WHAT YOU ARE ASKED TO DO
Locate and copy each line in the data that contains the word "comments".

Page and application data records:
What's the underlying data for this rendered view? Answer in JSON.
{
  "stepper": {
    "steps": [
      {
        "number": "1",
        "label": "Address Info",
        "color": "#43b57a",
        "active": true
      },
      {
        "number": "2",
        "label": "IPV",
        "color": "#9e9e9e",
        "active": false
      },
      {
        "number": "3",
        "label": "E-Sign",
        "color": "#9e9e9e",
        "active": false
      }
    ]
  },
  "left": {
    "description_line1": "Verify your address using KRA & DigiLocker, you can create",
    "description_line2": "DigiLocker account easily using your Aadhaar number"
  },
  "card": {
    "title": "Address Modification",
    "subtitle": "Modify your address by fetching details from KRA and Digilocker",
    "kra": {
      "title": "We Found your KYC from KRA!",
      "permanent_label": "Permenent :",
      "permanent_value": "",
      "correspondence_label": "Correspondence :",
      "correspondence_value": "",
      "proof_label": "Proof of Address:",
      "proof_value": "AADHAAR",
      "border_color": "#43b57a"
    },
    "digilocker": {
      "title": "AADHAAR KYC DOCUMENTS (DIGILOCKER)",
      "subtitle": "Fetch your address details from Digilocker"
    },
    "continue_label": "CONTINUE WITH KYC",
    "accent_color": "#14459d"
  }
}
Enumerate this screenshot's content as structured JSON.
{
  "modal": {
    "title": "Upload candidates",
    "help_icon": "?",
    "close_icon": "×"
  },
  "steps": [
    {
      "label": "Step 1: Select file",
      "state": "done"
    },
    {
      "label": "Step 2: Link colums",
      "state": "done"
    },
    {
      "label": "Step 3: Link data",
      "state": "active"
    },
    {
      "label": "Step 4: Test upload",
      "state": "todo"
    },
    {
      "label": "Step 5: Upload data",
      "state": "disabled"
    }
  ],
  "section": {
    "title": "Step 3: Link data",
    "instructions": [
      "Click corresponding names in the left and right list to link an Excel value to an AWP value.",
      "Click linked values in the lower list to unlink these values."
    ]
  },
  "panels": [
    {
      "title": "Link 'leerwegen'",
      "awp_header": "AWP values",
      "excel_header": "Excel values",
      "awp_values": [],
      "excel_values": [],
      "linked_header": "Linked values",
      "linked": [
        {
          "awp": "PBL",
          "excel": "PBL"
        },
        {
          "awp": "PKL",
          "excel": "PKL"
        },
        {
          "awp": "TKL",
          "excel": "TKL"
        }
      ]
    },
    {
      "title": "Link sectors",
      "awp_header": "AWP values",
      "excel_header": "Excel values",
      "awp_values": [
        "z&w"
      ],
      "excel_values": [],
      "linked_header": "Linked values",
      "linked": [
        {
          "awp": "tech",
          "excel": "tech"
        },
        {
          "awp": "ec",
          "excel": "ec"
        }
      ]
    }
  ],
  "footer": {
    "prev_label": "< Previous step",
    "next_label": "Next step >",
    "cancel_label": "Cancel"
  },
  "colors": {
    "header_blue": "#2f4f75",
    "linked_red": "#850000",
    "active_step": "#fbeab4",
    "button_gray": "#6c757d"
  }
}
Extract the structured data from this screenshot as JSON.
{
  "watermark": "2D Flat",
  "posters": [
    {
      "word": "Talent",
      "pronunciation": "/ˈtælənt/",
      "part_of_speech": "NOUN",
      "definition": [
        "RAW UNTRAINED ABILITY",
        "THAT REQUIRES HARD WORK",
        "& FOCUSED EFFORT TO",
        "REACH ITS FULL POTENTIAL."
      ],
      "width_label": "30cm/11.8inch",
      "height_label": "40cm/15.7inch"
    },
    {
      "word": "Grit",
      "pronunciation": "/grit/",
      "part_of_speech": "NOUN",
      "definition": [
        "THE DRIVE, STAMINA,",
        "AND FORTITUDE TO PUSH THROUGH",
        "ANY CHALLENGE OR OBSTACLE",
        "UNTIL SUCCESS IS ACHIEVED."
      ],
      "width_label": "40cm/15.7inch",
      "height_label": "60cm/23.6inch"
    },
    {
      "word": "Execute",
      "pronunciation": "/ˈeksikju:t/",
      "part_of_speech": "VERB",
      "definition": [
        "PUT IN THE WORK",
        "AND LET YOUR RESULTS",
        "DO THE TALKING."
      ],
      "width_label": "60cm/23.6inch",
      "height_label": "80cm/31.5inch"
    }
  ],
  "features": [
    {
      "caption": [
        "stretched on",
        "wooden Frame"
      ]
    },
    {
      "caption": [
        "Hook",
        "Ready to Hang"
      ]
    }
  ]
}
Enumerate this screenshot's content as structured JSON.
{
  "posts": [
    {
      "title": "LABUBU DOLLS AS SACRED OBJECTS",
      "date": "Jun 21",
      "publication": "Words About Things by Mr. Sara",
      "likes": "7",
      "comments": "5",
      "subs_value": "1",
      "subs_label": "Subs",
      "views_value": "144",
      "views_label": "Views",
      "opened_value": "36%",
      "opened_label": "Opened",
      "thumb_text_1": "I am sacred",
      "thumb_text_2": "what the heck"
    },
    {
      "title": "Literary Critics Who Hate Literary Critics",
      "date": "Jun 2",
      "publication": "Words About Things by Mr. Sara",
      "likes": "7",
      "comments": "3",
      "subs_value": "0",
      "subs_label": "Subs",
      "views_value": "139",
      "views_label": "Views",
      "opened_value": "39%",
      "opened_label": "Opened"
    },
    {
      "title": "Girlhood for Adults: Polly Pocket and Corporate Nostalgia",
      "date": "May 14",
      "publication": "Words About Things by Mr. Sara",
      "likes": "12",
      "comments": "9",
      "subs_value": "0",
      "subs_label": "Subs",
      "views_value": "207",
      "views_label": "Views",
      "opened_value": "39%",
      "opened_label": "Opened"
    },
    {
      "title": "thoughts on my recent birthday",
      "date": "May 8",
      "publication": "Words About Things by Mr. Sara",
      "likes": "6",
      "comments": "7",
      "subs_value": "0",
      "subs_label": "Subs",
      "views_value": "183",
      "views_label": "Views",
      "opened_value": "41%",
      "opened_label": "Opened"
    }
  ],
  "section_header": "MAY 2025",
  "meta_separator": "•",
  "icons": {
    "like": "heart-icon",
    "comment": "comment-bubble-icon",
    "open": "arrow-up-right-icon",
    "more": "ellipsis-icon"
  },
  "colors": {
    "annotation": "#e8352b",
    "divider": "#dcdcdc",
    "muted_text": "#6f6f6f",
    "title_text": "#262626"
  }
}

THE COMPLETED TASK
      "comments": "5",
      "comments": "3",
      "comments": "9",
      "comments": "7",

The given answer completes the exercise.